The world has entered an unprecedented period of uncertainty and political instability.
Faced with the challenge of knowing and acting within such a world, the spread of computers and connectivity, and the arrival of new digital sense-making tools, are widely celebrated as helpful.
But is this really the case, or have we lost more than gained in the digital revolution?
In Post-Humanitarianism, renowned scholar of development, security and global governance Mark Duffield offers an alternative interpretation.
He contends that connectivity embodies new forms of behavioural incorporation, cognitive subordination and automated management that are themselves inseparable from the emergence of precarity as a global phenomenon.
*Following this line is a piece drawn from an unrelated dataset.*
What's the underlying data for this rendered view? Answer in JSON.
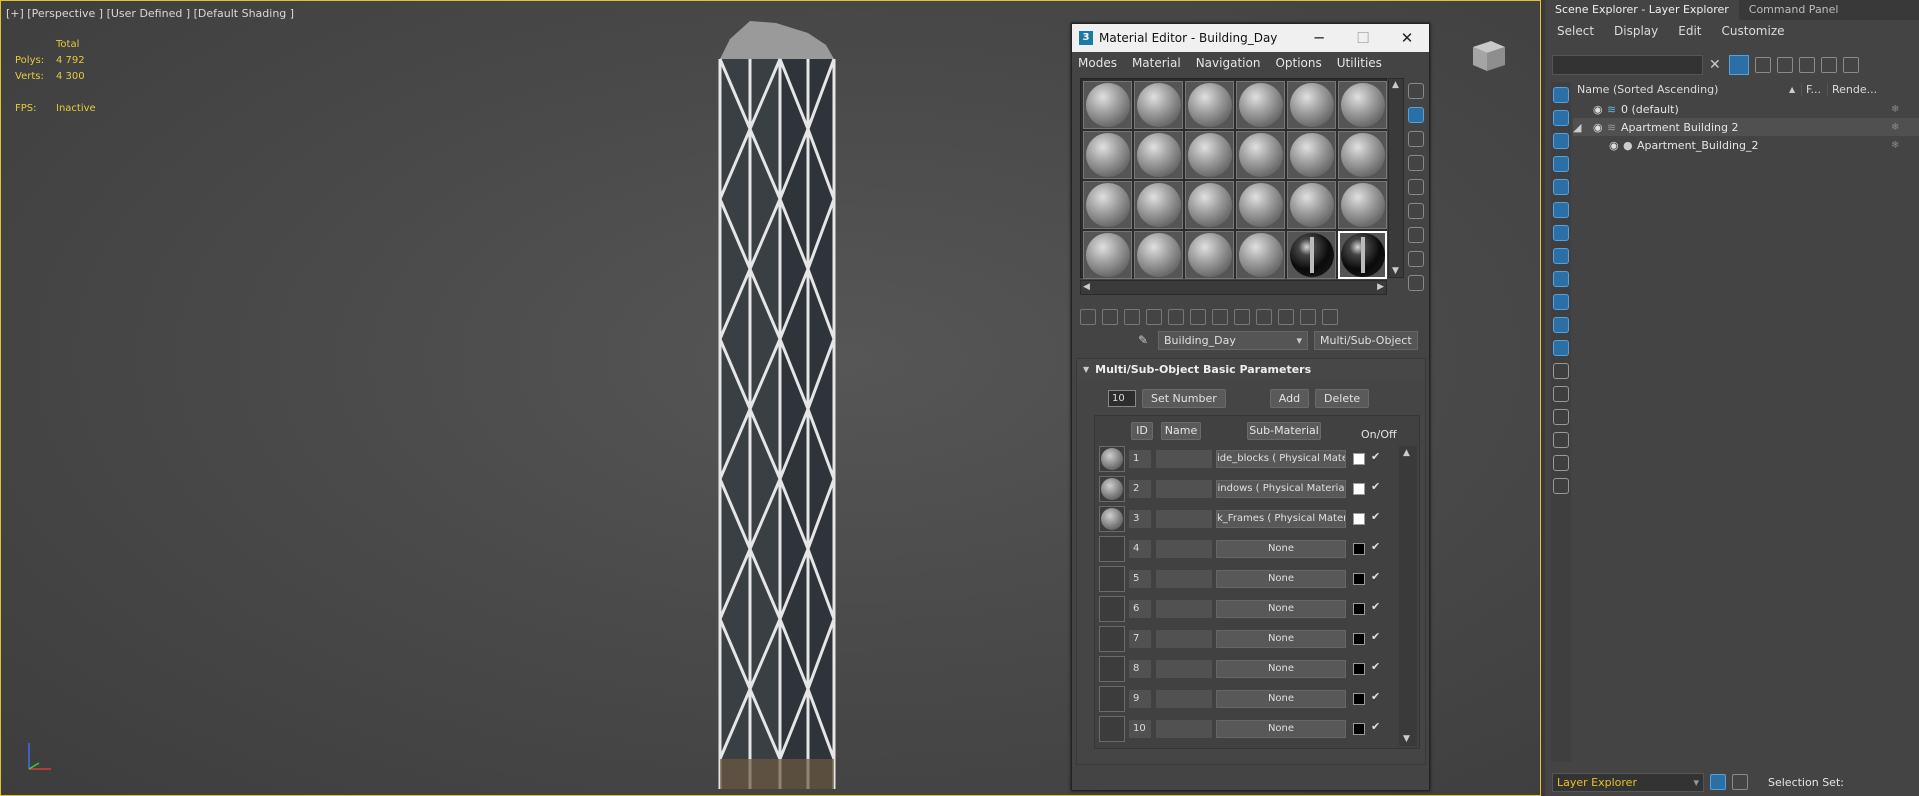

Rather than protect against disasters, we are encouraged to accept them as necessary for strengthening resilience.
At a time of permanent emergency, humanitarian disasters function as sites for trialling and anticipating the modes of social automation and remote management necessary to govern the precarity that increasingly embraces us all. Post-Humanitarianism critically explores how increasing connectivity is inseparable from growing societal polarization, anger and political push-back.
It will be essential reading for students of international and social critique, together with anyone concerned about our deepening alienation from the world.